Amid Surge, County Updates Indoor Mask Rules
In response to an alarming spike in COVID-19 cases among unvaccinated individuals, the Los Angeles County Department of Public Health (Public Health) has updated its masking policy. Starting at 11:59 p.m. on July 17, all people regardless of vaccination status must wear face coverings indoors. This will supersede the county’s former policy, which only recommended face masks indoors.
About two weeks ago, Dr. Sam Torbati noticed a change in the number of patients coming into the Cedars-Sinai emergency room with COVID-19. For several months up until that point, the hospital saw one, maybe two infected patients a day—a welcome far cry from the city’s peak in the winter. Now, the hospital admits anywhere from seven to 15 cases.
“We have a Delta variant that’s highly contagious, we have a lot of people engaging in activities that put them in close proximity to each other, and we have a bunch of unvaccinated people that are great hosts. The environment right now is primed for another huge wave,” . Torbati, co-chair and medical director of the Cedars-Sinai emergency department, told the Courier. On July 14, the Los Angeles County Department of Public Health (Public Health) confirmed 1,315 new cases of COVID-19, marking the sixth consecutive day of more than 1,000 cases. Hospitalizations reported that same day rose to 398 from 275 the week before—a nearly 45% increase. All hospitalizations in county-run hospitals involve people who have not been fully vaccinated.

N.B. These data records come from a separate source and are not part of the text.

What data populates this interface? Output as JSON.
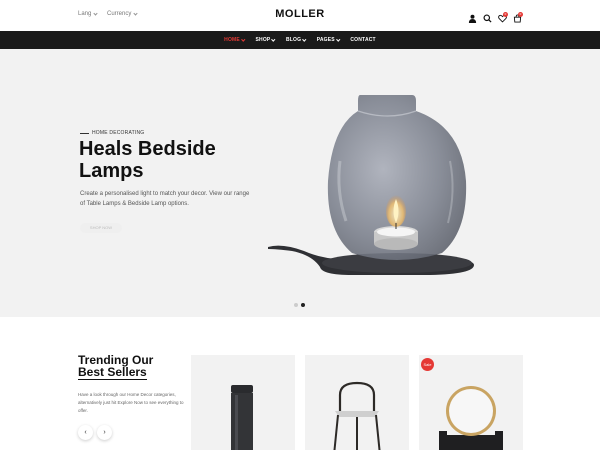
{
  "topbar": {
    "lang_label": "Lang",
    "currency_label": "Currency",
    "logo": "MOLLER",
    "icons": [
      "user-icon",
      "search-icon",
      "heart-icon",
      "cart-icon"
    ],
    "wishlist_count": "0",
    "cart_count": "0"
  },
  "nav": {
    "items": [
      {
        "label": "HOME",
        "active": true,
        "dropdown": true
      },
      {
        "label": "SHOP",
        "active": false,
        "dropdown": true
      },
      {
        "label": "BLOG",
        "active": false,
        "dropdown": true
      },
      {
        "label": "PAGES",
        "active": false,
        "dropdown": true
      },
      {
        "label": "CONTACT",
        "active": false,
        "dropdown": false
      }
    ]
  },
  "hero": {
    "eyebrow": "HOME DECORATING",
    "title_line1": "Heals Bedside",
    "title_line2": "Lamps",
    "description": "Create a personalised light to match your decor. View our range of Table Lamps & Bedside Lamp options.",
    "button_label": "SHOP NOW",
    "slide_count": 2,
    "active_slide": 2
  },
  "trending": {
    "title_line1": "Trending Our",
    "title_line2": "Best Sellers",
    "description": "Have a look through our Home Decor categories, alternatively just hit Explore Now to see everything to offer.",
    "prev_icon": "chevron-left-icon",
    "next_icon": "chevron-right-icon",
    "products": [
      {
        "image": "bottle",
        "sale": false
      },
      {
        "image": "chair",
        "sale": false
      },
      {
        "image": "mirror",
        "sale": true,
        "sale_label": "Sale"
      }
    ]
  },
  "colors": {
    "accent": "#e53935",
    "nav_bg": "#1a1a1a",
    "hero_bg": "#f2f2f2"
  }
}
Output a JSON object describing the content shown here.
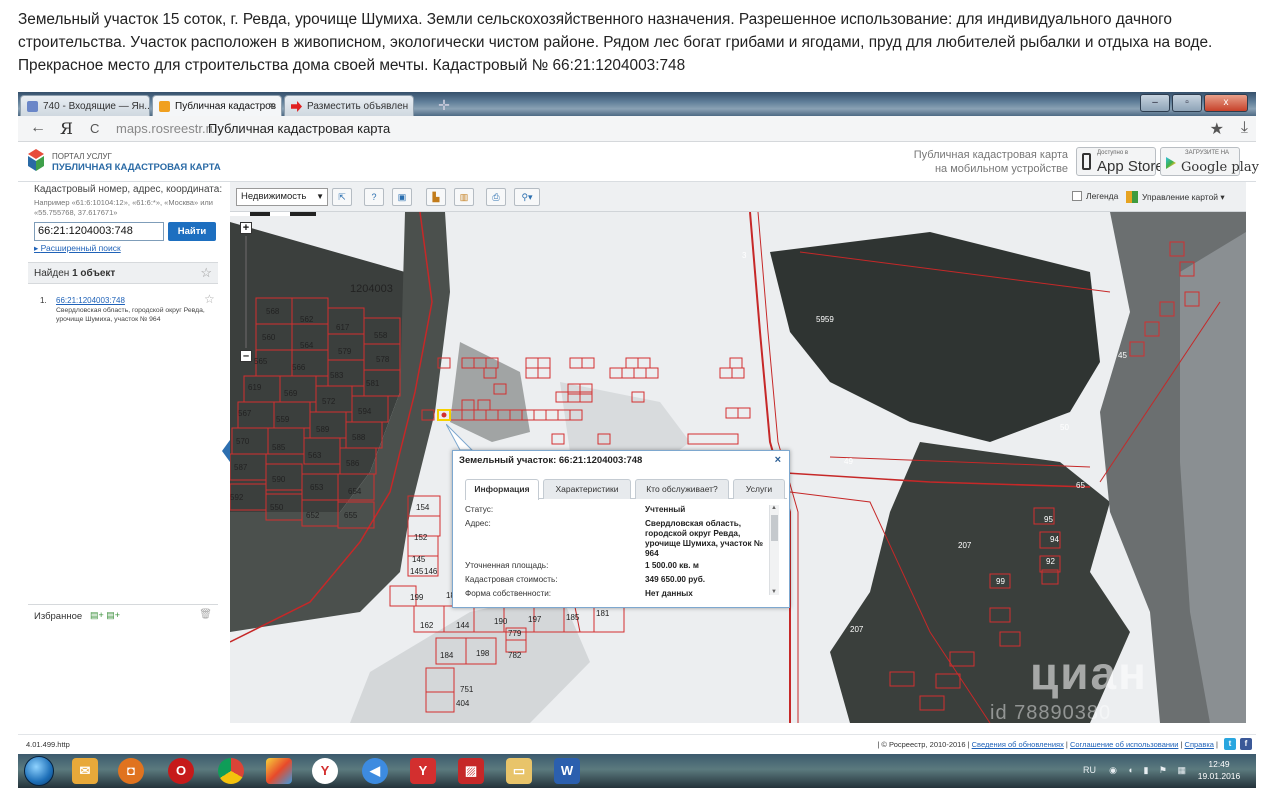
{
  "listing_text": "Земельный участок 15 соток, г. Ревда, урочище Шумиха. Земли сельскохозяйственного назначения. Разрешенное использование: для индивидуального дачного строительства. Участок расположен в живописном, экологически чистом районе. Рядом лес богат грибами и ягодами, пруд для любителей рыбалки и отдыха на воде. Прекрасное место для строительства дома своей мечты. Кадастровый № 66:21:1204003:748",
  "browser": {
    "tabs": [
      {
        "label": "740 - Входящие — Ян...",
        "icon_color": "#6a86c8"
      },
      {
        "label": "Публичная кадастров",
        "icon_color": "#f0a020"
      },
      {
        "label": "Разместить объявлен",
        "icon_color": "#e02020"
      }
    ],
    "back_glyph": "←",
    "yandex_glyph": "Я",
    "reload_glyph": "C",
    "url": "maps.rosreestr.ru",
    "page_title": "Публичная кадастровая карта",
    "minimize": "–",
    "maximize": "▫",
    "close": "x"
  },
  "portal": {
    "line1": "ПОРТАЛ УСЛУГ",
    "line2": "ПУБЛИЧНАЯ КАДАСТРОВАЯ КАРТА",
    "mobile_line1": "Публичная кадастровая карта",
    "mobile_line2": "на мобильном устройстве",
    "appstore_small": "Доступно в",
    "appstore": "App Store",
    "gplay_small": "ЗАГРУЗИТЕ НА",
    "gplay": "Google play"
  },
  "sidebar": {
    "hint_title": "Кадастровый номер, адрес, координата:",
    "hint_examples": "Например «61:6:10104:12», «61:6:*», «Москва» или «55.755768, 37.617671»",
    "search_value": "66:21:1204003:748",
    "find_button": "Найти",
    "advanced_search": "Расширенный поиск",
    "found_prefix": "Найден ",
    "found_count": "1 объект",
    "results": [
      {
        "num": "1.",
        "id": "66:21:1204003:748",
        "address": "Свердловская область, городской округ Ревда, урочище Шумиха, участок № 964"
      }
    ],
    "favorites": "Избранное"
  },
  "toolbar": {
    "layer_select": "Недвижимость",
    "legend": "Легенда",
    "map_control": "Управление картой"
  },
  "map": {
    "quarter_label": "1204003",
    "plot_labels": [
      "568",
      "562",
      "617",
      "558",
      "560",
      "564",
      "579",
      "578",
      "565",
      "566",
      "583",
      "581",
      "619",
      "569",
      "572",
      "594",
      "567",
      "559",
      "589",
      "588",
      "570",
      "585",
      "563",
      "586",
      "587",
      "590",
      "653",
      "654",
      "592",
      "550",
      "652",
      "655",
      "154",
      "152",
      "145",
      "145",
      "146",
      "199",
      "18",
      "162",
      "144",
      "190",
      "197",
      "185",
      "181",
      "184",
      "198",
      "779",
      "782",
      "751",
      "404"
    ],
    "right_labels": [
      "5959",
      "49",
      "45",
      "50",
      "65",
      "207",
      "207",
      "92",
      "94",
      "95",
      "99",
      "3"
    ],
    "watermark": "циан",
    "watermark_id": "id 78890380"
  },
  "popup": {
    "title": "Земельный участок: 66:21:1204003:748",
    "close": "×",
    "tabs": [
      "Информация",
      "Характеристики",
      "Кто обслуживает?",
      "Услуги"
    ],
    "rows": [
      {
        "label": "Статус:",
        "value": "Учтенный"
      },
      {
        "label": "Адрес:",
        "value": "Свердловская область, городской округ Ревда, урочище Шумиха, участок № 964"
      },
      {
        "label": "Уточненная площадь:",
        "value": "1 500.00 кв. м"
      },
      {
        "label": "Кадастровая стоимость:",
        "value": "349 650.00 руб."
      },
      {
        "label": "Форма собственности:",
        "value": "Нет данных"
      }
    ]
  },
  "footer": {
    "version": "4.01.499.http",
    "copyright": "| © Росреестр, 2010-2016 |",
    "link1": "Сведения об обновлениях",
    "link2": "Соглашение об использовании",
    "link3": "Справка"
  },
  "taskbar": {
    "lang": "RU",
    "time": "12:49",
    "date": "19.01.2016"
  }
}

Of all the patients coming into the Cedars-Sinai emergency department, Dr. Torbati says “well over 95%” are unvaccinated. Most of them are also younger than in previous upticks.
Currently, 61% of eligible county residents 16 and older have received their full vaccination. Beverly Hills boasts one of the highest rates of vaccinations with 76% of those over 16 having received at least one dose. Still, this leaves millions of Angelenos unvaccinated, including 1.3 million children under 12 who cannot yet get the vaccine.
Director of Public Health Dr. Barbara Ferrer has urged unvaccinated people to become vaccinated if they can. “If you are not vaccinated, consider getting your vaccination now to increase protection for you and for those who can’t be vaccinated. Wearing a face mask when the vaccination status of the people you are around is unknown can help prevent transmission. The best way to reduce your risk of infection and, if infected, serious illness from COVID-19 is to be fully vaccinated against it,” she said on July 14.
Torbati said that shaming unvaccinated people does little to persuade them. Instead, he emphasizes the safety of the vaccines and the moral responsibility of protecting others around you.
“It’s important for the unvaccinated population just to understand that we have an incredible amount of data on the vaccines available in the United States. They’re incredibly safe,” he said.
The message is: please protect yourself, protect your loved ones, and please help us in the scientific and medical community to put a stop to what may be another wave of very significant disease activity.”